Disclosures for Non-Federally Insured Depository Institutions under the Federal Deposit Insurance Corporation Improvement Act (FDICIA)

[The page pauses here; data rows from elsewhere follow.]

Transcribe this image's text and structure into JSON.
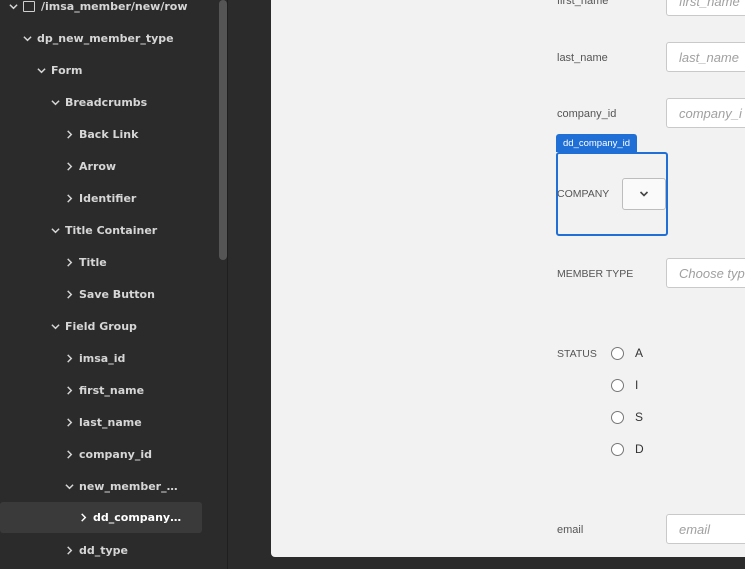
{
  "sidebar": {
    "items": [
      {
        "label": "/imsa_member/new/row",
        "expanded": true
      },
      {
        "label": "dp_new_member_type",
        "expanded": true
      },
      {
        "label": "Form",
        "expanded": true
      },
      {
        "label": "Breadcrumbs",
        "expanded": true
      },
      {
        "label": "Back Link",
        "expanded": false
      },
      {
        "label": "Arrow",
        "expanded": false
      },
      {
        "label": "Identifier",
        "expanded": false
      },
      {
        "label": "Title Container",
        "expanded": true
      },
      {
        "label": "Title",
        "expanded": false
      },
      {
        "label": "Save Button",
        "expanded": false
      },
      {
        "label": "Field Group",
        "expanded": true
      },
      {
        "label": "imsa_id",
        "expanded": false
      },
      {
        "label": "first_name",
        "expanded": false
      },
      {
        "label": "last_name",
        "expanded": false
      },
      {
        "label": "company_id",
        "expanded": false
      },
      {
        "label": "new_member_…",
        "expanded": true
      },
      {
        "label": "dd_company…",
        "expanded": false,
        "selected": true
      },
      {
        "label": "dd_type",
        "expanded": false
      }
    ]
  },
  "form": {
    "first_name": {
      "label": "first_name",
      "placeholder": "first_name"
    },
    "last_name": {
      "label": "last_name",
      "placeholder": "last_name"
    },
    "company_id": {
      "label": "company_id",
      "placeholder": "company_i"
    },
    "selection_tag": "dd_company_id",
    "company": {
      "label": "COMPANY"
    },
    "member_type": {
      "label": "MEMBER TYPE",
      "placeholder": "Choose typ"
    },
    "status": {
      "label": "STATUS",
      "options": [
        "A",
        "I",
        "S",
        "D"
      ]
    },
    "email": {
      "label": "email",
      "placeholder": "email"
    }
  },
  "colors": {
    "selection": "#1f6fd6",
    "sidebar_bg": "#2b2b2b",
    "panel_bg": "#f2f2f2"
  }
}
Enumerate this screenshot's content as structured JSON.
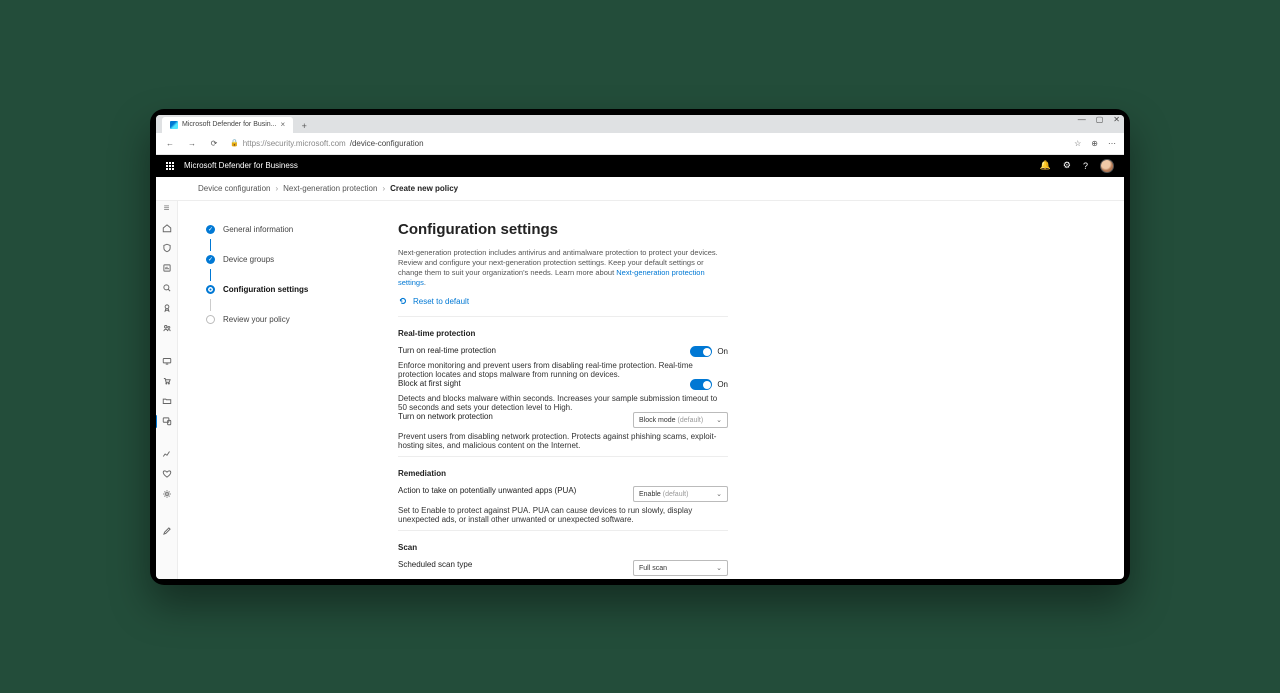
{
  "browser": {
    "tab_title": "Microsoft Defender for Busin...",
    "url_host": "https://security.microsoft.com",
    "url_path": "/device-configuration"
  },
  "app": {
    "title": "Microsoft Defender for Business"
  },
  "breadcrumb": {
    "a": "Device configuration",
    "b": "Next-generation protection",
    "c": "Create new policy"
  },
  "steps": {
    "s1": "General information",
    "s2": "Device groups",
    "s3": "Configuration settings",
    "s4": "Review your policy"
  },
  "page": {
    "title": "Configuration settings",
    "intro": "Next-generation protection includes antivirus and antimalware protection to protect your devices. Review and configure your next-generation protection settings. Keep your default settings or change them to suit your organization's needs. Learn more about ",
    "intro_link": "Next-generation protection settings",
    "reset_label": "Reset to default"
  },
  "realtime": {
    "section_title": "Real-time protection",
    "rtp_label": "Turn on real-time protection",
    "rtp_desc": "Enforce monitoring and prevent users from disabling real-time protection. Real-time protection locates and stops malware from running on devices.",
    "rtp_state": "On",
    "bafs_label": "Block at first sight",
    "bafs_desc": "Detects and blocks malware within seconds. Increases your sample submission timeout to 50 seconds and sets your detection level to High.",
    "bafs_state": "On",
    "np_label": "Turn on network protection",
    "np_desc": "Prevent users from disabling network protection. Protects against phishing scams, exploit-hosting sites, and malicious content on the Internet.",
    "np_value": "Block mode",
    "np_default": "(default)"
  },
  "remediation": {
    "section_title": "Remediation",
    "pua_label": "Action to take on potentially unwanted apps (PUA)",
    "pua_desc": "Set to Enable to protect against PUA. PUA can cause devices to run slowly, display unexpected ads, or install other unwanted or unexpected software.",
    "pua_value": "Enable",
    "pua_default": "(default)"
  },
  "scan": {
    "section_title": "Scan",
    "type_label": "Scheduled scan type",
    "type_value": "Full scan"
  }
}
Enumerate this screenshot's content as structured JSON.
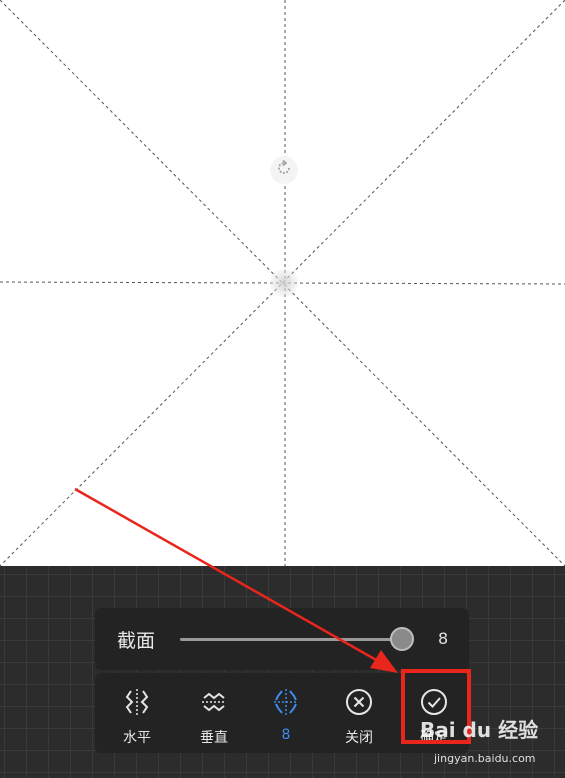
{
  "section_panel": {
    "label": "截面",
    "slider_value": "8",
    "slider_level": 0.95
  },
  "tools": [
    {
      "id": "horizontal",
      "label": "水平",
      "icon": "mirror-horizontal-icon",
      "active": false
    },
    {
      "id": "vertical",
      "label": "垂直",
      "icon": "mirror-vertical-icon",
      "active": false
    },
    {
      "id": "sections",
      "label": "8",
      "icon": "section-split-icon",
      "active": true
    },
    {
      "id": "close",
      "label": "关闭",
      "icon": "close-circle-icon",
      "active": false
    },
    {
      "id": "confirm",
      "label": "确定",
      "icon": "check-circle-icon",
      "active": false
    }
  ],
  "annotation": {
    "arrow_color": "#e8261c",
    "box_color": "#e8261c"
  },
  "watermark": {
    "brand": "Bai du 经验",
    "url": "jingyan.baidu.com"
  },
  "colors": {
    "accent": "#3d8cf0",
    "panel": "#232323",
    "canvas": "#ffffff"
  }
}
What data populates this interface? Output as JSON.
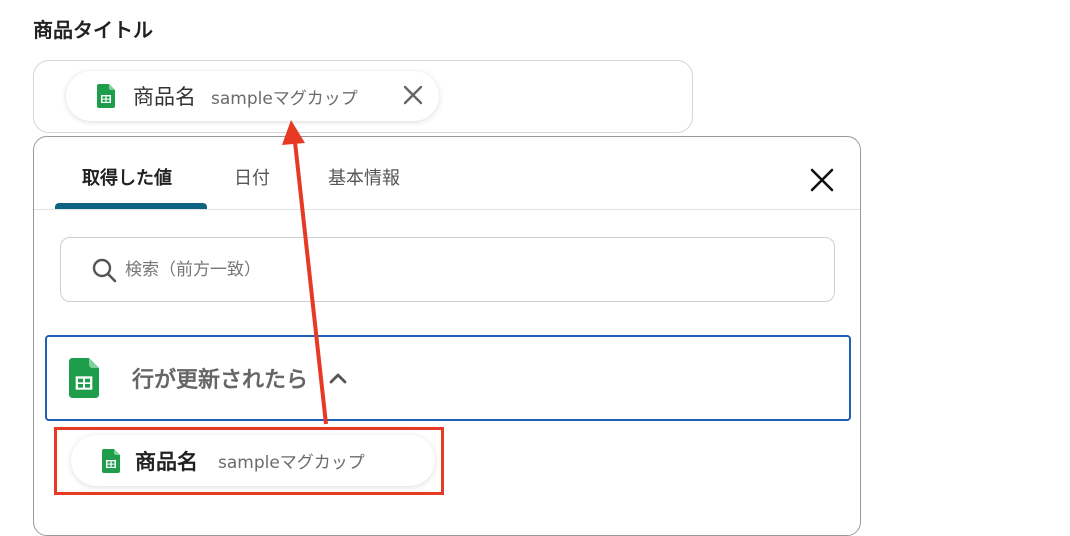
{
  "field": {
    "label": "商品タイトル",
    "value_chip": {
      "name": "商品名",
      "value": "sampleマグカップ",
      "icon": "google-sheets-icon",
      "close_icon": "close-icon"
    }
  },
  "panel": {
    "tabs": [
      {
        "label": "取得した値",
        "active": true
      },
      {
        "label": "日付",
        "active": false
      },
      {
        "label": "基本情報",
        "active": false
      }
    ],
    "close_icon": "close-icon",
    "search": {
      "placeholder": "検索（前方一致）",
      "value": "",
      "icon": "search-icon"
    },
    "group": {
      "title": "行が更新されたら",
      "icon": "google-sheets-icon",
      "expanded": true,
      "items": [
        {
          "name": "商品名",
          "value": "sampleマグカップ"
        }
      ]
    }
  },
  "colors": {
    "tab_indicator": "#0f6383",
    "group_border": "#1f60b5",
    "annotation": "#e73a25",
    "sheets_green": "#1e9e4a"
  }
}
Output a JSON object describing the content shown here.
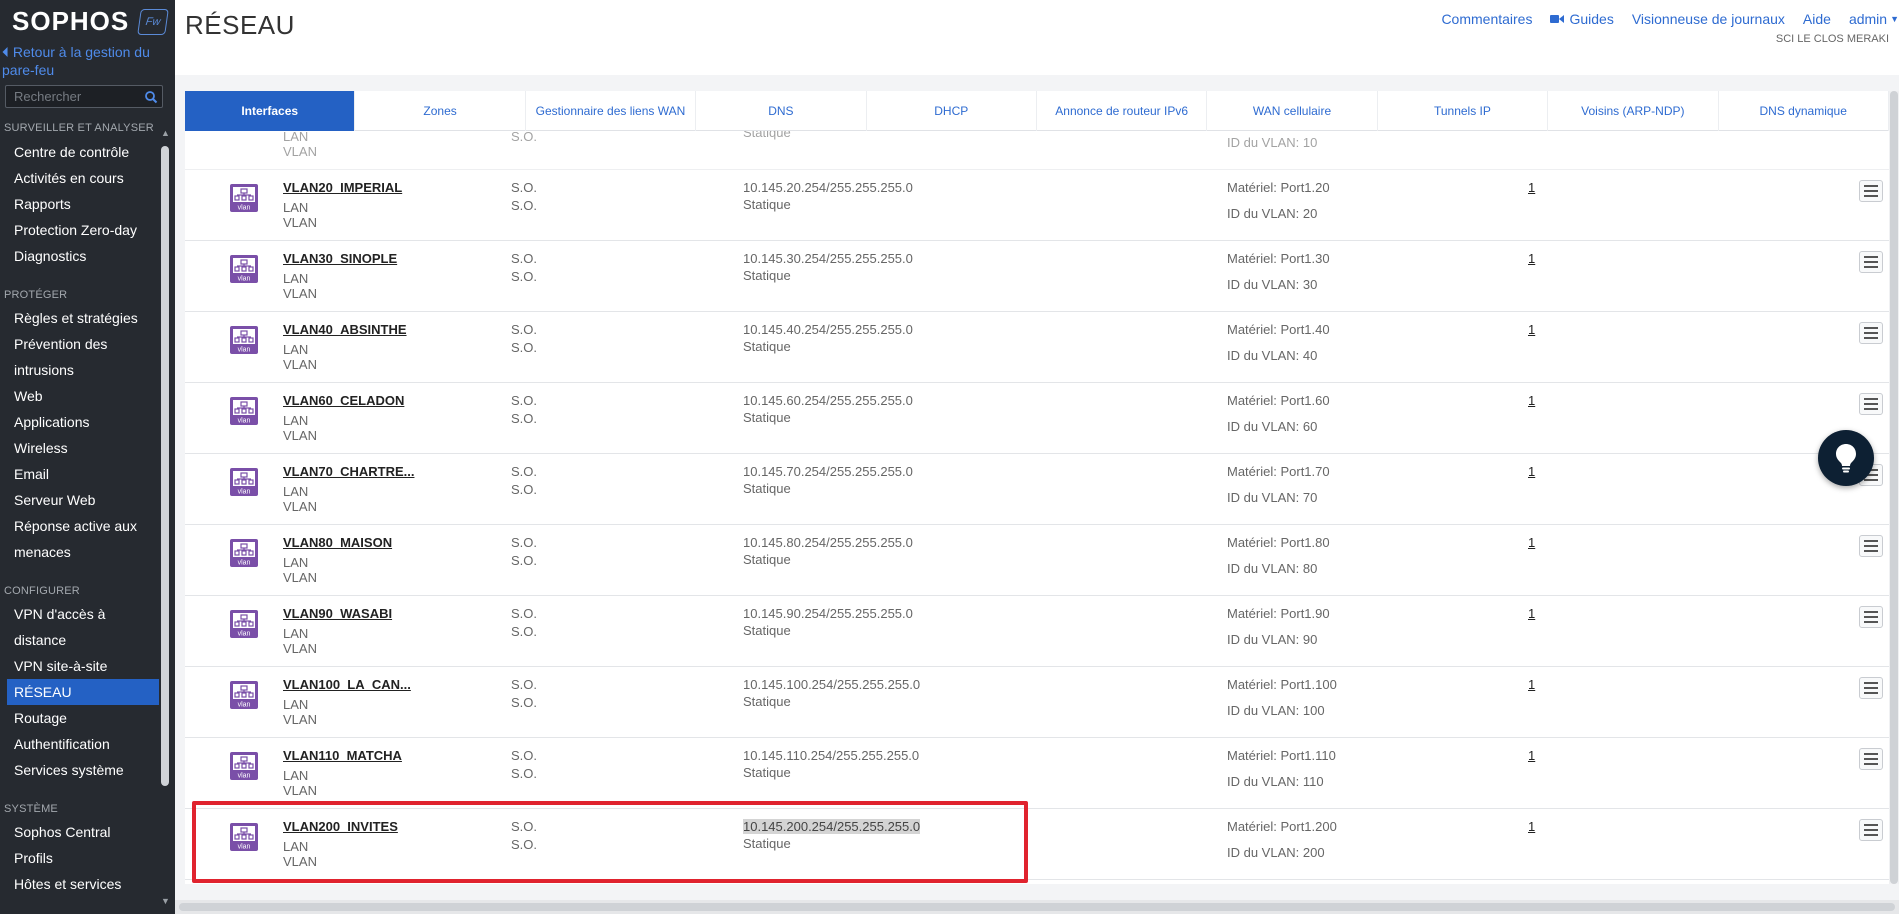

June 2, 2009 Federal Trade Commission/Office of the Secretary Re: Supplemental Proposed Rule for FDICIA Disclosures, Matter No. R411014 Dear Sir/Madam Secretary: I am writing in opposition to your agency’s supplemental proposed rule governing consumer disclosure requirements for privately insured credit unions, specifically, as they affect signage at shared branches. AurGroup Financial Credit Union, a state-chartered, privately-insured credit union has been in business since 1934. We serve 3 counties in Southwest Ohio (Greater Cincinnati area), as well as multiple sponsor groups, which include Mercy Hospital, Fairfield City Employees, Duke Employees (Utility company), and the educators and the staff of the school systems in Butler County. Our membership consists of roughly 19,000 members comprising $125.5 million in deposits. Additionally, we have 5 full-service branches which are open to shared branching. We participate in the shared branching network through CUSC, and it provides a valuable retention tool for maintaining credit union membership after members relocated elsewhere. Additionally, it is extremely convenient for current members to utilize other facilities in our urban environment, as we cannot put a branch on every street corner. It also provides convenience for members, who travel to outside the area for business or pleasure. The shared branching network contracts are unable to be amended to meet the terms of the FTC’s proposal of signage in other credit union’s (federally insured) branches. Frankly, the proposal is unrealistic to implement when you think about 3,700 shared branching facilities nationally, of which only a small portion are privately insured, not to mention confusing to the member. I can assure you that there is sufficient signage in all 5 of our branches disclosing that we are not federally insured, as well as other privately-insured shared branching providers. A shared branching transaction is typically a mundane transaction, such as a deposit, withdrawal, loan payment, or inquiry about the member’s account balance. The member is probably more concerned about the transaction, than all of the signage that this proposal would require. These transactions are in layman’s terms, a human ATM transaction, as the items processed are similar to what is completed at an ATM (cash withdrawal, deposit, account inquiry, loan payment, etc.). I cannot imagine applying the same logic of signage to all of the ATMs nationally, as it would be confusing for the member, not to mention bank customers, who use our ATMs. Additionally, almost all of our shared branching transactions are completed by tellers, who happen to be our least seasoned employees. Can you imagine the training that would have to occur for tellers to know whether the member is a privately-insured member or a federally-insured member, if he/she were pressed by a member? There are roughly 9,000 credit unions nationally, so that would be an unrealistic expectation. At the end of the day, the shared branched member wants to know if his/her account was credited or debited properly for his/her transaction. If this regulation were enforced unilaterally, it could potentially cause our credit union to not be able to participate in the shared branching network. This would be a tremendous loss for the many AurGroup members who use other facilities, as well as other credit union members, who use our facilities. If I were CEO of a federally-insured credit union, I would wonder what logic applies to confusing my current members with non-federally insured signage. Thank you for considering a dissenting opinion, when it comes to FDICIA signage. I would propose that FDICIA compliance at privately-insured credit unions already provides adequate disclosure, as we have posted non-federally insured signage at every teller window, where all shared branching transactions would occur. Respectfully Submitted, Tim Boellner, CPA CEO/Pres